(Records drawn from a dataset)
****************************************

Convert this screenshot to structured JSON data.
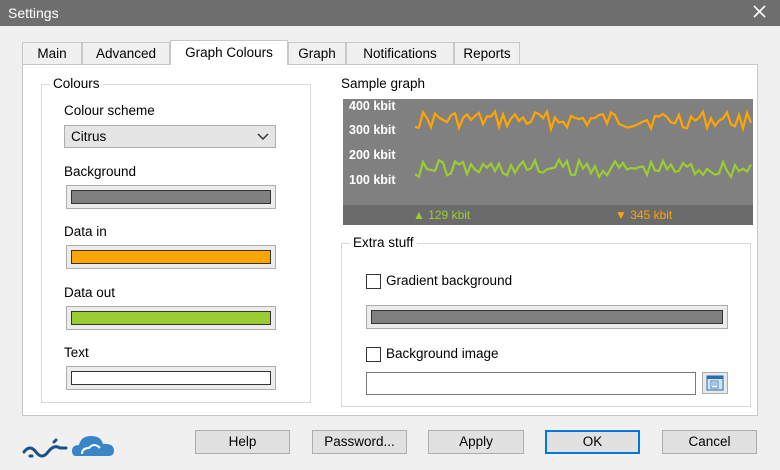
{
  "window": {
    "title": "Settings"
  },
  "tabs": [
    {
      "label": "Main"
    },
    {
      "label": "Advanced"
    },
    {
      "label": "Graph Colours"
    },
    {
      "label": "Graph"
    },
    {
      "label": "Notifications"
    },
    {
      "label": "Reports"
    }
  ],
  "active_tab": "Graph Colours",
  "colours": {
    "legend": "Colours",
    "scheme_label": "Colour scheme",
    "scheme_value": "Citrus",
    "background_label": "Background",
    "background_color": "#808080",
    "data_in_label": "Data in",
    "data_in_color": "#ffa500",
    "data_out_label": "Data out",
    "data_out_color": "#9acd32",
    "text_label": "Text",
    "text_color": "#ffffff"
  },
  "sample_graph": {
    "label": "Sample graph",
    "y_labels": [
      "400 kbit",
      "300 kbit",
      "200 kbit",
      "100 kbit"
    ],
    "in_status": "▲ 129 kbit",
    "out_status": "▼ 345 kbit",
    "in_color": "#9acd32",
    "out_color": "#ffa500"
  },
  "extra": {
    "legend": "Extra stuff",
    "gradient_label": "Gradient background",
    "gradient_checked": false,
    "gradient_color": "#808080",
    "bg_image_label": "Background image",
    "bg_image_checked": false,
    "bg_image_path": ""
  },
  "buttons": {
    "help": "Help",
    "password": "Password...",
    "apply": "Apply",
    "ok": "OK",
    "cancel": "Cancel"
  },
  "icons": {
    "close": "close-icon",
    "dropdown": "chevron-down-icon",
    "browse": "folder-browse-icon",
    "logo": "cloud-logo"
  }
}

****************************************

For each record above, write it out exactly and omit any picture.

**ANSWER TO THIS EXERCISE:**
Convert this screenshot to structured JSON data.
{
  "window": {
    "title": "Settings"
  },
  "tabs": [
    {
      "label": "Main"
    },
    {
      "label": "Advanced"
    },
    {
      "label": "Graph Colours"
    },
    {
      "label": "Graph"
    },
    {
      "label": "Notifications"
    },
    {
      "label": "Reports"
    }
  ],
  "active_tab": "Graph Colours",
  "colours": {
    "legend": "Colours",
    "scheme_label": "Colour scheme",
    "scheme_value": "Citrus",
    "background_label": "Background",
    "background_color": "#808080",
    "data_in_label": "Data in",
    "data_in_color": "#ffa500",
    "data_out_label": "Data out",
    "data_out_color": "#9acd32",
    "text_label": "Text",
    "text_color": "#ffffff"
  },
  "sample_graph": {
    "label": "Sample graph",
    "y_labels": [
      "400 kbit",
      "300 kbit",
      "200 kbit",
      "100 kbit"
    ],
    "in_status": "▲ 129 kbit",
    "out_status": "▼ 345 kbit",
    "in_color": "#9acd32",
    "out_color": "#ffa500"
  },
  "extra": {
    "legend": "Extra stuff",
    "gradient_label": "Gradient background",
    "gradient_checked": false,
    "gradient_color": "#808080",
    "bg_image_label": "Background image",
    "bg_image_checked": false,
    "bg_image_path": ""
  },
  "buttons": {
    "help": "Help",
    "password": "Password...",
    "apply": "Apply",
    "ok": "OK",
    "cancel": "Cancel"
  },
  "icons": {
    "close": "close-icon",
    "dropdown": "chevron-down-icon",
    "browse": "folder-browse-icon",
    "logo": "cloud-logo"
  }
}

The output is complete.